DESCRIPTION OF THE TASK:
If a line of the data below holds the word "clouds", list it.

_ _ _ _ _ _ _

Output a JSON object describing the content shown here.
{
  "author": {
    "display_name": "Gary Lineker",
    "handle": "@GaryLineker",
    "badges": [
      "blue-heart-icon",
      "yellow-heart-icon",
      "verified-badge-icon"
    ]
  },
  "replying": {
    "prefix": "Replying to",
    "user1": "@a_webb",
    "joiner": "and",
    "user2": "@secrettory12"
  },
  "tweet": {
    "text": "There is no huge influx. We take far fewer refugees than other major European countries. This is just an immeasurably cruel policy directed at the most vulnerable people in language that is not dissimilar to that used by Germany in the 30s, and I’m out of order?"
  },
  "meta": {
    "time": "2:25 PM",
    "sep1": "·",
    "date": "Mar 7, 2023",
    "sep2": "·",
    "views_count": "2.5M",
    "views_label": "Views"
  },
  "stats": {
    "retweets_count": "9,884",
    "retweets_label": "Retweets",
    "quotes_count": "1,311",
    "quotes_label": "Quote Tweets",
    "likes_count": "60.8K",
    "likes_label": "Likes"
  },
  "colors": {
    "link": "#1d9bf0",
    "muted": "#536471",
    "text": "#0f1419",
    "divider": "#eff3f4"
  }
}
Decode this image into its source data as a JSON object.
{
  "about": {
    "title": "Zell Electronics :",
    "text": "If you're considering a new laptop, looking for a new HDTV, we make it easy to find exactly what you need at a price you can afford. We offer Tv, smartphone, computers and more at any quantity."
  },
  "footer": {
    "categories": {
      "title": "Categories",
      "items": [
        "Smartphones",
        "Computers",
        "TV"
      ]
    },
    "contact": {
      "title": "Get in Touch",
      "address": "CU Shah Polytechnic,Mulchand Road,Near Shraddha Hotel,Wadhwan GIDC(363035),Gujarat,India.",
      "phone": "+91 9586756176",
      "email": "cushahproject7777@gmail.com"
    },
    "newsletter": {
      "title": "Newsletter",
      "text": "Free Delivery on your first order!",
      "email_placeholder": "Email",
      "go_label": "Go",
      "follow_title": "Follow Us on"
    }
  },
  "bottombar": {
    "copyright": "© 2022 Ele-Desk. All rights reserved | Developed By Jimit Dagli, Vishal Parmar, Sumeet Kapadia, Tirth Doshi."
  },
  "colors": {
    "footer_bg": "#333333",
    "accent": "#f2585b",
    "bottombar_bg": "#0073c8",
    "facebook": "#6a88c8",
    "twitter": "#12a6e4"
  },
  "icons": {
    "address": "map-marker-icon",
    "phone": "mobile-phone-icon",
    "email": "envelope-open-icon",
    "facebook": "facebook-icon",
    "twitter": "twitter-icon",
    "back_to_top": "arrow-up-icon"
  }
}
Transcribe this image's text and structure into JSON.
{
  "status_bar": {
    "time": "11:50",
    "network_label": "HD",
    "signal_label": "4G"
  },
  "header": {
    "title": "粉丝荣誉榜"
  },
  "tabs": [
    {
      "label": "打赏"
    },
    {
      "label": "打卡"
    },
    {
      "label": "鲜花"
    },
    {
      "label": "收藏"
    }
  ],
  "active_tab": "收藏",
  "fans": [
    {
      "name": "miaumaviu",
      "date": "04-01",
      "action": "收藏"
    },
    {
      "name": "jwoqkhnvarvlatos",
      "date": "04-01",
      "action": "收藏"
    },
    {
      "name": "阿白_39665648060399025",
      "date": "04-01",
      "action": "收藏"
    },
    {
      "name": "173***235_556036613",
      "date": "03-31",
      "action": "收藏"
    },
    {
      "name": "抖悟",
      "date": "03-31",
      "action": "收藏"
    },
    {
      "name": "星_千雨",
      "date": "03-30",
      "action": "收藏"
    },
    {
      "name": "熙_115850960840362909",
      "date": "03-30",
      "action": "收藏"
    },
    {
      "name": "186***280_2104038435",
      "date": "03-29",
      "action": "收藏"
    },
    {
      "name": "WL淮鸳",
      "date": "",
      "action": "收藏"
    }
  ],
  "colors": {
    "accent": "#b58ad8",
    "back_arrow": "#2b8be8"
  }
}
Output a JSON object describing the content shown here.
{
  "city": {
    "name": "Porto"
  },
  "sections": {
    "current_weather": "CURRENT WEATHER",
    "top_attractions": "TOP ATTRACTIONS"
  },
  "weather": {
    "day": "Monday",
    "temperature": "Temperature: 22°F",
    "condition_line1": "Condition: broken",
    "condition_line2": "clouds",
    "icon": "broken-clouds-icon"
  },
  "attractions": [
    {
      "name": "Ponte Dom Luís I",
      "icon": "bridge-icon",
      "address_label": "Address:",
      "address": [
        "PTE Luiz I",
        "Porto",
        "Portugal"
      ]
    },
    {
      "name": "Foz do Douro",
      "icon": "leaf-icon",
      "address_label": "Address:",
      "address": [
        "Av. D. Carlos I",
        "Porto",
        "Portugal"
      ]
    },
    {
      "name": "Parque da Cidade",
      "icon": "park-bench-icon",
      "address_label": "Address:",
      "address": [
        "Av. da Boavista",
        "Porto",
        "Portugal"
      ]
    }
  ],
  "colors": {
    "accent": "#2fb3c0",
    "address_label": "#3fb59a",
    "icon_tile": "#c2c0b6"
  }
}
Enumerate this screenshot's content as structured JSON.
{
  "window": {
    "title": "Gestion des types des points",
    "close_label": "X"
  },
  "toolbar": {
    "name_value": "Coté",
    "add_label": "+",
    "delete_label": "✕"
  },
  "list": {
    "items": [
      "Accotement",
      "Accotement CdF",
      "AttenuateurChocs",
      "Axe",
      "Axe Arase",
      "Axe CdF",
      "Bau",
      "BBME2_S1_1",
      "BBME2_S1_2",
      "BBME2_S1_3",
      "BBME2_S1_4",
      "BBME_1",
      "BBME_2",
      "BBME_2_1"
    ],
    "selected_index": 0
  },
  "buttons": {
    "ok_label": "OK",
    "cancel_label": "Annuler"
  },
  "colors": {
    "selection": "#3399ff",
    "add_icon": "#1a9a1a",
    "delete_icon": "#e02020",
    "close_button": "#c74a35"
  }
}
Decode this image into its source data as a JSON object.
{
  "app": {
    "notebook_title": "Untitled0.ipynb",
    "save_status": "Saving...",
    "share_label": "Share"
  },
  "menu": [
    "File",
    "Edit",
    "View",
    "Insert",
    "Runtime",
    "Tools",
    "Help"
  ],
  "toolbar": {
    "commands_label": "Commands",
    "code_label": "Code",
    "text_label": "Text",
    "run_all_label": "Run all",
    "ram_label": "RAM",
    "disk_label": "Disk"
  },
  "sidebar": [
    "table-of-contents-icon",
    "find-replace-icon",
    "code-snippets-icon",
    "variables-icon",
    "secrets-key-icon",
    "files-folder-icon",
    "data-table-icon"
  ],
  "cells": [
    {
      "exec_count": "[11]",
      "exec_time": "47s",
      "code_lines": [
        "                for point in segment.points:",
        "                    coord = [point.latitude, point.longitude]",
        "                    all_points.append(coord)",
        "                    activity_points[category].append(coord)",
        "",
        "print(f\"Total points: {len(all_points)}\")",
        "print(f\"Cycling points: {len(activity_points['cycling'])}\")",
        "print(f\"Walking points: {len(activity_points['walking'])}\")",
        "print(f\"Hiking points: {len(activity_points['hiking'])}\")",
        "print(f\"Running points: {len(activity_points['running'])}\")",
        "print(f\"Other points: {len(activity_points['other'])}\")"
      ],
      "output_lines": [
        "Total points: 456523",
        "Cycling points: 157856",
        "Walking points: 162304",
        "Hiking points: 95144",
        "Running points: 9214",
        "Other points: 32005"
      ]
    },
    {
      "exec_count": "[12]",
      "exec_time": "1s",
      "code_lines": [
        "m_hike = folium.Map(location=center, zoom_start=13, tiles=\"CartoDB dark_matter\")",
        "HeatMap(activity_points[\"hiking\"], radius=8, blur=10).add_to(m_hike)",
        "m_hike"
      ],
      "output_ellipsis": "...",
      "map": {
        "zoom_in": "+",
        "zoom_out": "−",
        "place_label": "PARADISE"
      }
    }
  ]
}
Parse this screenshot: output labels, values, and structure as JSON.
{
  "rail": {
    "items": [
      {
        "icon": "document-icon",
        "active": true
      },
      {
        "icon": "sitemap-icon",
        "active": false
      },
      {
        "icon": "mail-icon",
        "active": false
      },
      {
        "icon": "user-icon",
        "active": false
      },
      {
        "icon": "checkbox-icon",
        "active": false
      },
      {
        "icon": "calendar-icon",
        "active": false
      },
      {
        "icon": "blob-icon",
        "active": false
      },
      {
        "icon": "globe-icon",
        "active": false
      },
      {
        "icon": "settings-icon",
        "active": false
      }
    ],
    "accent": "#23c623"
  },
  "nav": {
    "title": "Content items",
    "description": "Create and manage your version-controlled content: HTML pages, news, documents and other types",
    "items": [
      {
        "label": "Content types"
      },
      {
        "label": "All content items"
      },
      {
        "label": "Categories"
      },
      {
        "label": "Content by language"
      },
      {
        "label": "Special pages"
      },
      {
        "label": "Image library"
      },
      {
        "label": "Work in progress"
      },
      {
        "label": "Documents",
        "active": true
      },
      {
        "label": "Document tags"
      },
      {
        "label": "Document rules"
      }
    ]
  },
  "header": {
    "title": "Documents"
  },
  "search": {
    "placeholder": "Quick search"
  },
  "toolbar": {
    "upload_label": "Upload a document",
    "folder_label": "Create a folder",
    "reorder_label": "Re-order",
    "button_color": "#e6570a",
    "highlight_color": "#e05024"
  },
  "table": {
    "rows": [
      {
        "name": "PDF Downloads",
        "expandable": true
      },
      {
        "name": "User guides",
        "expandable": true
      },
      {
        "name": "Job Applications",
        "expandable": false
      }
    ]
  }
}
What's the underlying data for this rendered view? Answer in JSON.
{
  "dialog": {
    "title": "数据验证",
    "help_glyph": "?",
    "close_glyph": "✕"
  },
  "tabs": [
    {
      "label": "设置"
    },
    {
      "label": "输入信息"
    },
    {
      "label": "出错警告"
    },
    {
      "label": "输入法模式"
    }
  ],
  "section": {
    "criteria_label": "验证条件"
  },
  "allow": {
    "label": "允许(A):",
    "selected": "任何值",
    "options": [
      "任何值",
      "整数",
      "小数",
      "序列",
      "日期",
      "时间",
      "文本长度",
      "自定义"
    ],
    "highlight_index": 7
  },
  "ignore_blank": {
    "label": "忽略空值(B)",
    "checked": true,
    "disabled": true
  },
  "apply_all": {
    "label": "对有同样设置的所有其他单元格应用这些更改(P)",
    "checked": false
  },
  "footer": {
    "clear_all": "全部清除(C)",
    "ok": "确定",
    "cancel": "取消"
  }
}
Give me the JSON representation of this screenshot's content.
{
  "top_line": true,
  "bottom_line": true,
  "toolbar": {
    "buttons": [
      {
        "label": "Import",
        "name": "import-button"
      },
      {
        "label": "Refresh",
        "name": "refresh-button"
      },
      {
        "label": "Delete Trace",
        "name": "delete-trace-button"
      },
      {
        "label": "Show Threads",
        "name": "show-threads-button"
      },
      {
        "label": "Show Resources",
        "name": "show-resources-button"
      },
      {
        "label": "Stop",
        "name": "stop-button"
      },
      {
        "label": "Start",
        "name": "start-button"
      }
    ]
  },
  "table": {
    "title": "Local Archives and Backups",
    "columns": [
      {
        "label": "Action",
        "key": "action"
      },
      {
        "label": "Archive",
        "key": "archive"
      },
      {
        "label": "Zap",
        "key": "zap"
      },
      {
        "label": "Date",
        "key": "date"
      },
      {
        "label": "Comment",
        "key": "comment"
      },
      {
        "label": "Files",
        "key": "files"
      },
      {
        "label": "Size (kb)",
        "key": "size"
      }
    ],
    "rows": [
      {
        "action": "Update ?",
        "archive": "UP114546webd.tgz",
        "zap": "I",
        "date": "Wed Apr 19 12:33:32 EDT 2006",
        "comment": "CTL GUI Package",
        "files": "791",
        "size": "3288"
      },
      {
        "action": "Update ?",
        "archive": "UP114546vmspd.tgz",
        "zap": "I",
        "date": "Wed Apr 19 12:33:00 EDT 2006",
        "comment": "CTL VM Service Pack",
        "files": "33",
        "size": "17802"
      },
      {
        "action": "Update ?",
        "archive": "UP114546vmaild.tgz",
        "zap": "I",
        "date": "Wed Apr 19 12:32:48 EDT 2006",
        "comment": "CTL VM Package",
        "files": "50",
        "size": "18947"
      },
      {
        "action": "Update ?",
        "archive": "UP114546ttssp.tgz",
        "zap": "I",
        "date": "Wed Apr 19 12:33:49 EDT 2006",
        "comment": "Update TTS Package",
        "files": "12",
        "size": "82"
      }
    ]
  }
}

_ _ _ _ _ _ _

REPLY:
    "condition_line2": "clouds",
    "icon": "broken-clouds-icon"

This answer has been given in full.